I love photos of plants, flowers and nature. After seeing (and taking) my fair share of these, I started to believe it’s not easy to make them interesting and eye catching. And it’s been a while since I last saw a set of flower images that kept me staring at them with amazement. But then I discovered Craig Burrows‘ photos of flowers and plants which look like something out of this world.
Craig takes photos using a relatively unknown process called UVIVF, or “ultraviolet-induced visible fluorescence.” It’s done by using high-intensity UV lights to illuminate the flowers, which then appear to be quite different than we know them.
We recently shared a story about a couple of photographers who travel the world together with their home being wherever they are. But another couple has their photos inspired by traveling, only they do it in a completely different way. They don’t meet during the travels, but their photos do! And when they are stitched together, they make quite an interesting project named HalfHalfTravel.
In addition to “analog vs. digital”, there’s another everlasting argument between photographers: zoom vs. prime lenses. Many people choose one side and categorize themselves either as “zoom shooters” or as “prime shooters”. Yet, there are those who don’t pick sides, but use both types equally.

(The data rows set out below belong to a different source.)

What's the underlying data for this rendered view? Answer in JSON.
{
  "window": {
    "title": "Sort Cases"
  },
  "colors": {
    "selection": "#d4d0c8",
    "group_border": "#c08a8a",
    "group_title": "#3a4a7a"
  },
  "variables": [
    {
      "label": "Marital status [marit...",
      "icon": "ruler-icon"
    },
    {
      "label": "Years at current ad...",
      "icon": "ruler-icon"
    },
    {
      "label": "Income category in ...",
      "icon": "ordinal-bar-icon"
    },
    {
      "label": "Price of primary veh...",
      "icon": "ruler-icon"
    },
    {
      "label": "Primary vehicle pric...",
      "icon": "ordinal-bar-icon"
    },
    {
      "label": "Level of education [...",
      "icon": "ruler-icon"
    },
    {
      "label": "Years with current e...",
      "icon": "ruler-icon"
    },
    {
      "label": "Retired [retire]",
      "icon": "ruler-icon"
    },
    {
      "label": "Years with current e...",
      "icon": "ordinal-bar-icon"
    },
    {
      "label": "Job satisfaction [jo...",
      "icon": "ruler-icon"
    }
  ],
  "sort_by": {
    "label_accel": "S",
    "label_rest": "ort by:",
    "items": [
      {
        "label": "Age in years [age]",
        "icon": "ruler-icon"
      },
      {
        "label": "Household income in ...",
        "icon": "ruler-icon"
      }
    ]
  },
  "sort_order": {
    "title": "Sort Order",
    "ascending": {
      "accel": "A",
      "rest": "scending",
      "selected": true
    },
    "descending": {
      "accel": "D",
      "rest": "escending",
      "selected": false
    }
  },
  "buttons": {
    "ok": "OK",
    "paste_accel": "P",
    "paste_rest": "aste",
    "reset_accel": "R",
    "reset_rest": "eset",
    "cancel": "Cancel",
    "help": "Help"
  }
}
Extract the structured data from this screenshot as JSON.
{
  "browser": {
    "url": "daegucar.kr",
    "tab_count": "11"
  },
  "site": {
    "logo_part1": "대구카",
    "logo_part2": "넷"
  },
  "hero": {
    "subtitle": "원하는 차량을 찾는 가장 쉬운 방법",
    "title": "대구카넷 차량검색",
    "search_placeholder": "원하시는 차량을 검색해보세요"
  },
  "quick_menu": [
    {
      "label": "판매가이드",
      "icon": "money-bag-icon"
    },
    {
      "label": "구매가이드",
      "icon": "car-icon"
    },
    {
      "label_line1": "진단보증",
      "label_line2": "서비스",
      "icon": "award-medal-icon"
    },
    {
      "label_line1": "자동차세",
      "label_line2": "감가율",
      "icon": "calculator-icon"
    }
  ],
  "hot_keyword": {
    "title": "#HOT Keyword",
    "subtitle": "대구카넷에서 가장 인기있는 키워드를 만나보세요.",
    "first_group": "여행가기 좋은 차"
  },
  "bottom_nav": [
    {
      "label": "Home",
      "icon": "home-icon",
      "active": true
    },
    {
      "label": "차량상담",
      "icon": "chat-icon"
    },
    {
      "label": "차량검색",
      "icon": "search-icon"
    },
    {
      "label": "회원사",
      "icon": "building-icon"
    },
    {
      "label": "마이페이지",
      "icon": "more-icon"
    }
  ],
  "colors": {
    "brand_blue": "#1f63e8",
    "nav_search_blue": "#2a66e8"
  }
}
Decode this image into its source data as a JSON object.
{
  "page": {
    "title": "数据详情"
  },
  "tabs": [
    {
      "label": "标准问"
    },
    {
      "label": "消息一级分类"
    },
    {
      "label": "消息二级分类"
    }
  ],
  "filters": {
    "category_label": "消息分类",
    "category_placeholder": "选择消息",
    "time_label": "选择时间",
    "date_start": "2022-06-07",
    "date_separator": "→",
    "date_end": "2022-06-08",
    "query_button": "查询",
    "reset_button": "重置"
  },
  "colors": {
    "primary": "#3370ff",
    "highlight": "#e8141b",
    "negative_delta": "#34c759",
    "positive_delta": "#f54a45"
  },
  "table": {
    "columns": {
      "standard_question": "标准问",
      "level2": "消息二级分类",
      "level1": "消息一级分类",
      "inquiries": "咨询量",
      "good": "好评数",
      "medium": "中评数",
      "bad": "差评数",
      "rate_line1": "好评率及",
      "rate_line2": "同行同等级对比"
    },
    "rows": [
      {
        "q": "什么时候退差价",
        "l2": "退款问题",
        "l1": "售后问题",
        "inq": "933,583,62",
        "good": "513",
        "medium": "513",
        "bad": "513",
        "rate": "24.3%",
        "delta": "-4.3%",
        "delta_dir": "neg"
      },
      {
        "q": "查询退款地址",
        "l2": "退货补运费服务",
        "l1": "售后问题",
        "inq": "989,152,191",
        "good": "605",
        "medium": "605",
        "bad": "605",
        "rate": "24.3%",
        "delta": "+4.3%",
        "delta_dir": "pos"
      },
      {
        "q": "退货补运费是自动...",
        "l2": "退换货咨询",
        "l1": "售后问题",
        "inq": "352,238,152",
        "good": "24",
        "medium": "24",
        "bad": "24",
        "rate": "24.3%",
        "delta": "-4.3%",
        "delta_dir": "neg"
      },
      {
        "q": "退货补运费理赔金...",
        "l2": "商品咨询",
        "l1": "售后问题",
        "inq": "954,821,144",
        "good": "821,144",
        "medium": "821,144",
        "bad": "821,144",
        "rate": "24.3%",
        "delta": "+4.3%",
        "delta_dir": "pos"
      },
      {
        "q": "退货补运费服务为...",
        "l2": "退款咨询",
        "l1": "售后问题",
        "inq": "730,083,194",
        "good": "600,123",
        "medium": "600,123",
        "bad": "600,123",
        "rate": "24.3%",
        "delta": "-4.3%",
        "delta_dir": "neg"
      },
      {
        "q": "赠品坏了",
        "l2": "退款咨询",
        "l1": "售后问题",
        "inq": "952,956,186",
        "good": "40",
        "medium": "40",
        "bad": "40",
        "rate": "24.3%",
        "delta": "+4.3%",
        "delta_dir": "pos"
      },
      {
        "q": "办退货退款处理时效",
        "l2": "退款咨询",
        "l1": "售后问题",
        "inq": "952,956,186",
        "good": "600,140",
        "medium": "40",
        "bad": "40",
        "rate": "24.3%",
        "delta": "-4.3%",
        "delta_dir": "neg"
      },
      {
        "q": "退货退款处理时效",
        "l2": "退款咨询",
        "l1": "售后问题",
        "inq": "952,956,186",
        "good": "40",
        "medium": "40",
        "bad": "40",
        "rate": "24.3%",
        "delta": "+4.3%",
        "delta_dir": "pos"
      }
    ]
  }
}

There are some common claims about prime lenses, and “prime shooters” usually use them to justify their choice. In this video, Matt Granger deals with the two most common ones. One: prime lenses are sharper than zooms, and two: primes are more creative because they encourage you to zoom with your feet. Are these claims true, or just misconceptions?